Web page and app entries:
○ ○ ○ ○ ○ ○ ○

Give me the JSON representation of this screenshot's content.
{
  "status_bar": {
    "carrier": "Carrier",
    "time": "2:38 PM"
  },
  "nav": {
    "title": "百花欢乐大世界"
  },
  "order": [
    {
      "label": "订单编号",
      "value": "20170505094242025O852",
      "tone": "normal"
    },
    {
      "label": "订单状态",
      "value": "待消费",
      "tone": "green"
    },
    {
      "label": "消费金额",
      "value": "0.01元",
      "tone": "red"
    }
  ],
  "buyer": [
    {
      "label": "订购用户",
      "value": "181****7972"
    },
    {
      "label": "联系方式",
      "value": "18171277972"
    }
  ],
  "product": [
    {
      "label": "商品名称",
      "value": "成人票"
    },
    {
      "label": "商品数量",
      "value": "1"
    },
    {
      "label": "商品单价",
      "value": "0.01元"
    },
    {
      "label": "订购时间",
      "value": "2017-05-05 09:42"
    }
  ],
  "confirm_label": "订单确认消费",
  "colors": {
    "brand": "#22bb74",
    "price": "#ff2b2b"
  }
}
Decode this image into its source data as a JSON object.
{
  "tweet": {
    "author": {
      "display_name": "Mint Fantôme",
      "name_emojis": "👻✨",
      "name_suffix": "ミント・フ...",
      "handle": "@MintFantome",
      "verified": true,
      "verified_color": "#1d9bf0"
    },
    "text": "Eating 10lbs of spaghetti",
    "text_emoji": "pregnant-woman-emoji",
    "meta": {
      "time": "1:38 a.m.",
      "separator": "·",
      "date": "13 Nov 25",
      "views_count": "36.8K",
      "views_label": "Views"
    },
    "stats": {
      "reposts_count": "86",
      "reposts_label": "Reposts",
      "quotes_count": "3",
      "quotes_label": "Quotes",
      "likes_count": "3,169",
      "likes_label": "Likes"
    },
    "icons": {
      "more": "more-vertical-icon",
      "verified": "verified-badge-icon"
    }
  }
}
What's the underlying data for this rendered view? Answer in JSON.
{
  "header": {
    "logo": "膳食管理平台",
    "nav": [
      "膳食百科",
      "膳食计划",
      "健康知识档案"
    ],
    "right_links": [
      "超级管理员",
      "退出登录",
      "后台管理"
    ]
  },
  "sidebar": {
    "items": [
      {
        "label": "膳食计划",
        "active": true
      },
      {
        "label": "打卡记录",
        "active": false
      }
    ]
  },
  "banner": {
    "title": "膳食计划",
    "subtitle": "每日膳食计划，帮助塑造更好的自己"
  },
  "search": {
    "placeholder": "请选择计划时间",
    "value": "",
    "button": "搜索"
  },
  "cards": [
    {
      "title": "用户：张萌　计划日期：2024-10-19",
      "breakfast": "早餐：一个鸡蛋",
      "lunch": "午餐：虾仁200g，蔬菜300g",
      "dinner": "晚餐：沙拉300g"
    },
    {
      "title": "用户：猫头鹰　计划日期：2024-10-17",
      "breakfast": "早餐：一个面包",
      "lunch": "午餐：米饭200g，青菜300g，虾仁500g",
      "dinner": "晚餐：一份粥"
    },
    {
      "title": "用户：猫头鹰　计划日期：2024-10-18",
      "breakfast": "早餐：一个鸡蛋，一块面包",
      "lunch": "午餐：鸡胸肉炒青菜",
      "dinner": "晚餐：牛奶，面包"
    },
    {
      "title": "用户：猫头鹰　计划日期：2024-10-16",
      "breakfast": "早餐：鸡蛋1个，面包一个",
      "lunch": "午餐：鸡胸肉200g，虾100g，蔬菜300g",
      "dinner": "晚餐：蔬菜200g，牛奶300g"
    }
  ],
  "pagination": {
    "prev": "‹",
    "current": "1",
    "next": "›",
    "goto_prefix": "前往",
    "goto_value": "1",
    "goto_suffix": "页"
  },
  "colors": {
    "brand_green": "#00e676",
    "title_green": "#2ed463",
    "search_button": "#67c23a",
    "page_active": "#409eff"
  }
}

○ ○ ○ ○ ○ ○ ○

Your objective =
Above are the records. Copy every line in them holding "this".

Reply to the task =
Give me the JSON representation of this screenshot's content.
Decode this image into its source data as a JSON object.
What's the underlying data for this rendered view? Answer in JSON.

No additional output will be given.